Exercise requirements: Report every line of the records that includes the word "decimal".

[Opening Records to process section]

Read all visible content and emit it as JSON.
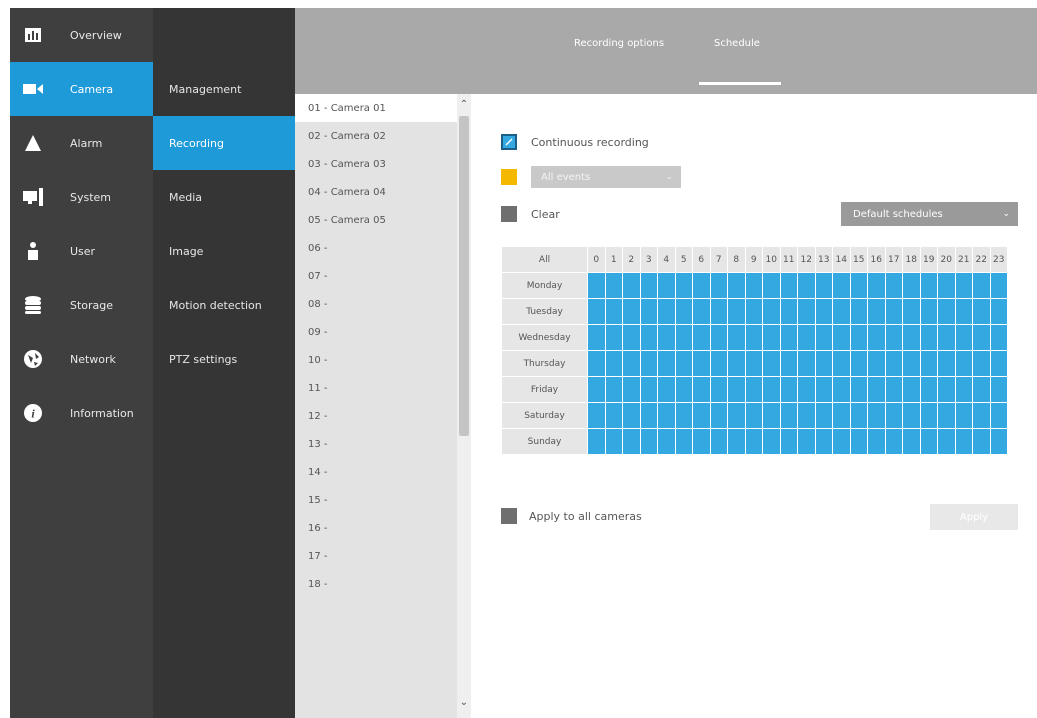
{
  "nav": {
    "items": [
      {
        "label": "Overview",
        "icon": "overview-icon"
      },
      {
        "label": "Camera",
        "icon": "camera-icon",
        "active": true
      },
      {
        "label": "Alarm",
        "icon": "alarm-icon"
      },
      {
        "label": "System",
        "icon": "system-icon"
      },
      {
        "label": "User",
        "icon": "user-icon"
      },
      {
        "label": "Storage",
        "icon": "storage-icon"
      },
      {
        "label": "Network",
        "icon": "network-icon"
      },
      {
        "label": "Information",
        "icon": "information-icon"
      }
    ]
  },
  "subnav": {
    "items": [
      {
        "label": "Management"
      },
      {
        "label": "Recording",
        "active": true
      },
      {
        "label": "Media"
      },
      {
        "label": "Image"
      },
      {
        "label": "Motion detection"
      },
      {
        "label": "PTZ settings"
      }
    ]
  },
  "tabs": {
    "recording_options": "Recording options",
    "schedule": "Schedule"
  },
  "cameras": [
    "01 - Camera 01",
    "02 - Camera 02",
    "03 - Camera 03",
    "04 - Camera 04",
    "05 - Camera 05",
    "06 -",
    "07 -",
    "08 -",
    "09 -",
    "10 -",
    "11 -",
    "12 -",
    "13 -",
    "14 -",
    "15 -",
    "16 -",
    "17 -",
    "18 -"
  ],
  "legend": {
    "continuous": "Continuous recording",
    "events_dropdown": "All events",
    "clear": "Clear"
  },
  "default_schedules": "Default schedules",
  "grid": {
    "all_label": "All",
    "days": [
      "Monday",
      "Tuesday",
      "Wednesday",
      "Thursday",
      "Friday",
      "Saturday",
      "Sunday"
    ],
    "hours": [
      "0",
      "1",
      "2",
      "3",
      "4",
      "5",
      "6",
      "7",
      "8",
      "9",
      "10",
      "11",
      "12",
      "13",
      "14",
      "15",
      "16",
      "17",
      "18",
      "19",
      "20",
      "21",
      "22",
      "23"
    ]
  },
  "apply_all_label": "Apply to all cameras",
  "apply_button": "Apply",
  "colors": {
    "accent": "#1f9ad8",
    "continuous": "#34a8e0",
    "events": "#f5b800",
    "clear": "#6f6f6f"
  }
}
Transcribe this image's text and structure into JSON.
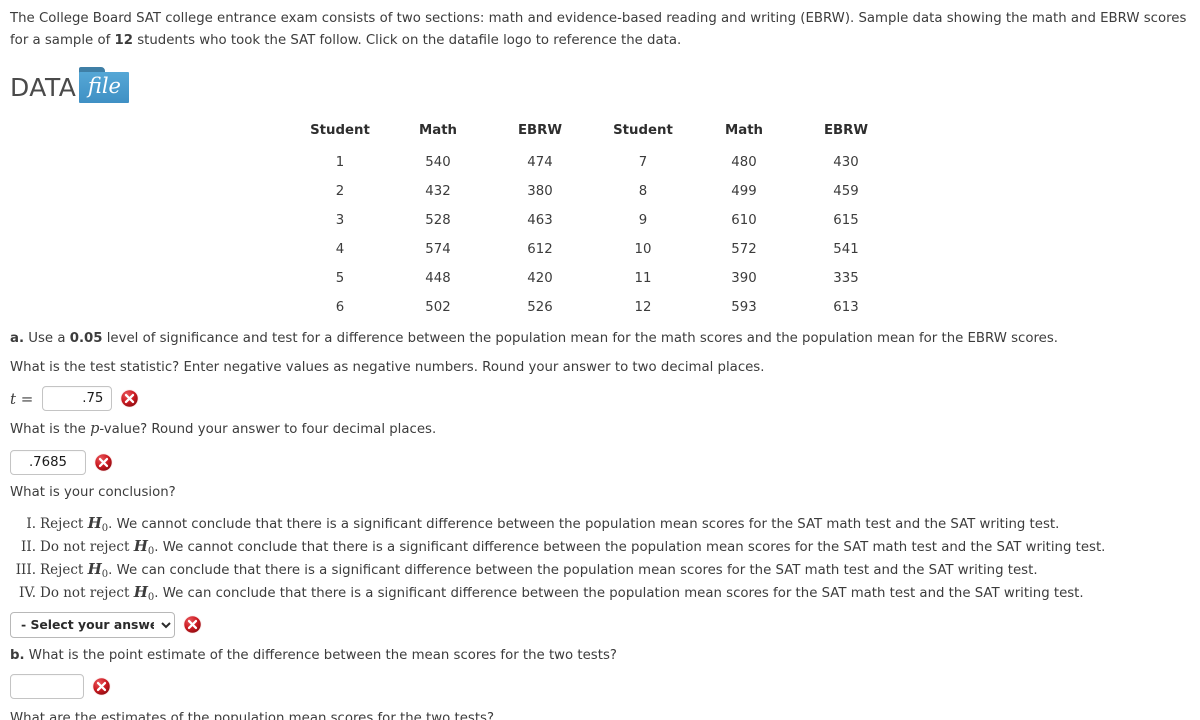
{
  "intro": {
    "part1": "The College Board SAT college entrance exam consists of two sections: math and evidence-based reading and writing (EBRW). Sample data showing the math and EBRW scores for a sample of ",
    "sample_size": "12",
    "part2": " students who took the SAT follow. Click on the datafile logo to reference the data."
  },
  "datafile": {
    "word": "DATA",
    "folder_label": "file"
  },
  "table": {
    "headers": [
      "Student",
      "Math",
      "EBRW",
      "Student",
      "Math",
      "EBRW"
    ],
    "rows": [
      [
        "1",
        "540",
        "474",
        "7",
        "480",
        "430"
      ],
      [
        "2",
        "432",
        "380",
        "8",
        "499",
        "459"
      ],
      [
        "3",
        "528",
        "463",
        "9",
        "610",
        "615"
      ],
      [
        "4",
        "574",
        "612",
        "10",
        "572",
        "541"
      ],
      [
        "5",
        "448",
        "420",
        "11",
        "390",
        "335"
      ],
      [
        "6",
        "502",
        "526",
        "12",
        "593",
        "613"
      ]
    ]
  },
  "part_a": {
    "label": "a.",
    "prompt_pre": " Use a ",
    "alpha": "0.05",
    "prompt_post": " level of significance and test for a difference between the population mean for the math scores and the population mean for the EBRW scores.",
    "test_statistic_question": "What is the test statistic? Enter negative values as negative numbers. Round your answer to two decimal places.",
    "t_label": "t =",
    "t_value": ".75",
    "pvalue_question_pre": "What is the ",
    "pvalue_var": "p",
    "pvalue_question_post": "-value? Round your answer to four decimal places.",
    "p_value": ".7685",
    "conclusion_question": "What is your conclusion?",
    "options": [
      {
        "numeral": "I.",
        "pre": "Reject ",
        "hnull": "H",
        "sub": "0",
        "post": ". We cannot conclude that there is a significant difference between the population mean scores for the SAT math test and the SAT writing test."
      },
      {
        "numeral": "II.",
        "pre": "Do not reject ",
        "hnull": "H",
        "sub": "0",
        "post": ". We cannot conclude that there is a significant difference between the population mean scores for the SAT math test and the SAT writing test."
      },
      {
        "numeral": "III.",
        "pre": "Reject ",
        "hnull": "H",
        "sub": "0",
        "post": ". We can conclude that there is a significant difference between the population mean scores for the SAT math test and the SAT writing test."
      },
      {
        "numeral": "IV.",
        "pre": "Do not reject ",
        "hnull": "H",
        "sub": "0",
        "post": ". We can conclude that there is a significant difference between the population mean scores for the SAT math test and the SAT writing test."
      }
    ],
    "select_value": "- Select your answer -",
    "select_options": [
      "- Select your answer -",
      "I",
      "II",
      "III",
      "IV"
    ]
  },
  "part_b": {
    "label": "b.",
    "prompt": " What is the point estimate of the difference between the mean scores for the two tests?",
    "answer_value": ""
  },
  "clipped_line": {
    "text": "What are the estimates of the population mean scores for the two tests?"
  },
  "icons": {
    "incorrect": "red-x-icon",
    "dropdown": "chevron-down-icon"
  },
  "colors": {
    "text": "#3c3c3c",
    "error_red": "#c0161c",
    "folder_blue": "#4b9fd0",
    "input_border": "#c4c4c4"
  }
}
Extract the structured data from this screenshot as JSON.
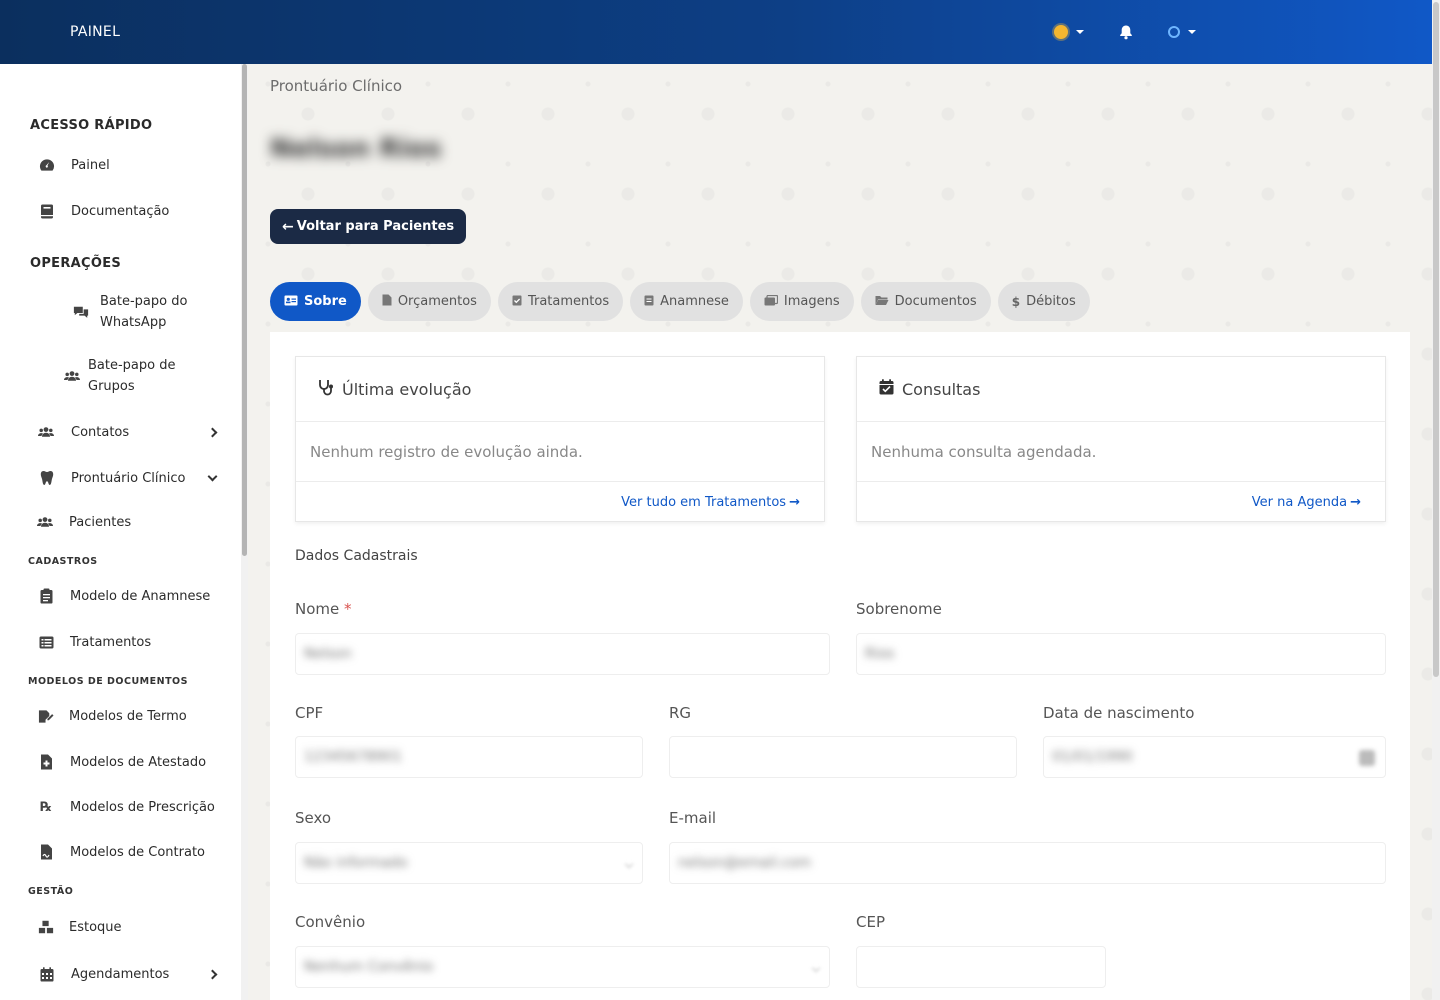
{
  "header": {
    "brand": "PAINEL"
  },
  "sidebar": {
    "sections": {
      "acesso_rapido": "ACESSO RÁPIDO",
      "operacoes": "OPERAÇÕES",
      "cadastros": "CADASTROS",
      "modelos_documentos": "MODELOS DE DOCUMENTOS",
      "gestao": "GESTÃO"
    },
    "items": {
      "painel": "Painel",
      "documentacao": "Documentação",
      "whatsapp_l1": "Bate-papo do",
      "whatsapp_l2": "WhatsApp",
      "grupos_l1": "Bate-papo de",
      "grupos_l2": "Grupos",
      "contatos": "Contatos",
      "prontuario": "Prontuário Clínico",
      "pacientes": "Pacientes",
      "modelo_anamnese": "Modelo de Anamnese",
      "tratamentos": "Tratamentos",
      "modelos_termo": "Modelos de Termo",
      "modelos_atestado": "Modelos de Atestado",
      "modelos_prescricao": "Modelos de Prescrição",
      "modelos_contrato": "Modelos de Contrato",
      "estoque": "Estoque",
      "agendamentos": "Agendamentos"
    }
  },
  "main": {
    "breadcrumb": "Prontuário Clínico",
    "patient_name": "Nelson Rios",
    "back_label": "Voltar para Pacientes",
    "tabs": [
      "Sobre",
      "Orçamentos",
      "Tratamentos",
      "Anamnese",
      "Imagens",
      "Documentos",
      "Débitos"
    ],
    "cards": {
      "evolucao": {
        "title": "Última evolução",
        "empty": "Nenhum registro de evolução ainda.",
        "link": "Ver tudo em Tratamentos"
      },
      "consultas": {
        "title": "Consultas",
        "empty": "Nenhuma consulta agendada.",
        "link": "Ver na Agenda"
      }
    },
    "form": {
      "section": "Dados Cadastrais",
      "nome": {
        "label": "Nome",
        "required": "*",
        "value": "Nelson"
      },
      "sobrenome": {
        "label": "Sobrenome",
        "value": "Rios"
      },
      "cpf": {
        "label": "CPF",
        "value": "12345678901"
      },
      "rg": {
        "label": "RG",
        "value": ""
      },
      "nascimento": {
        "label": "Data de nascimento",
        "value": "01/01/1990"
      },
      "sexo": {
        "label": "Sexo",
        "value": "Não informado"
      },
      "email": {
        "label": "E-mail",
        "value": "nelson@email.com"
      },
      "convenio": {
        "label": "Convênio",
        "value": "Nenhum Convênio"
      },
      "cep": {
        "label": "CEP",
        "value": ""
      }
    }
  },
  "colors": {
    "primary": "#1058c7",
    "dark_button": "#1b2a45",
    "topbar_start": "#0b2f5e",
    "topbar_end": "#1058c7"
  }
}
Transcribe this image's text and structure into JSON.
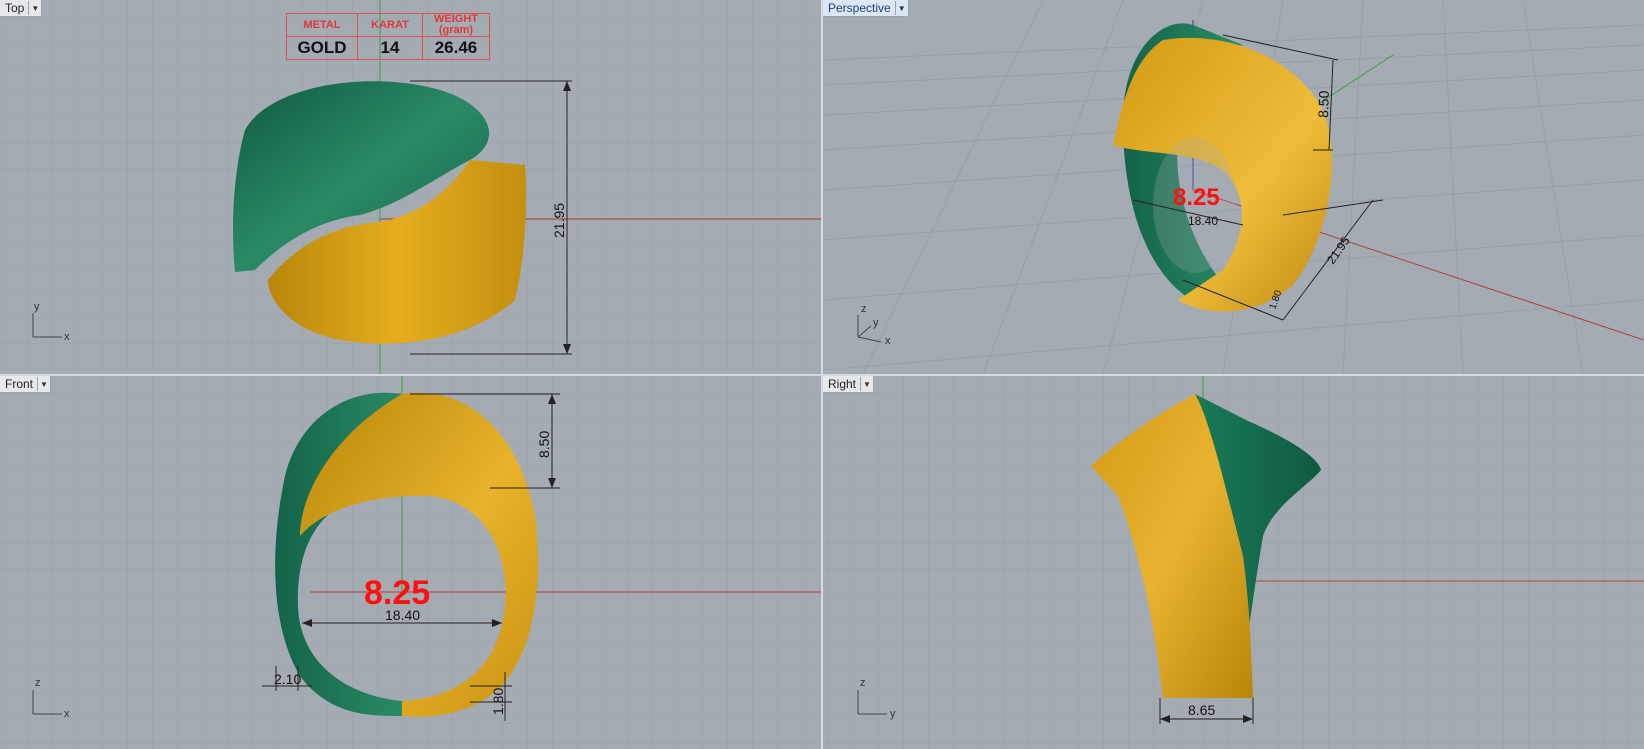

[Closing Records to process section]

Result for this task:
    "test_statistic_question": "What is the test statistic? Enter negative values as negative numbers. Round your answer to two decimal places.",
    "pvalue_question_post": "-value? Round your answer to four decimal places.",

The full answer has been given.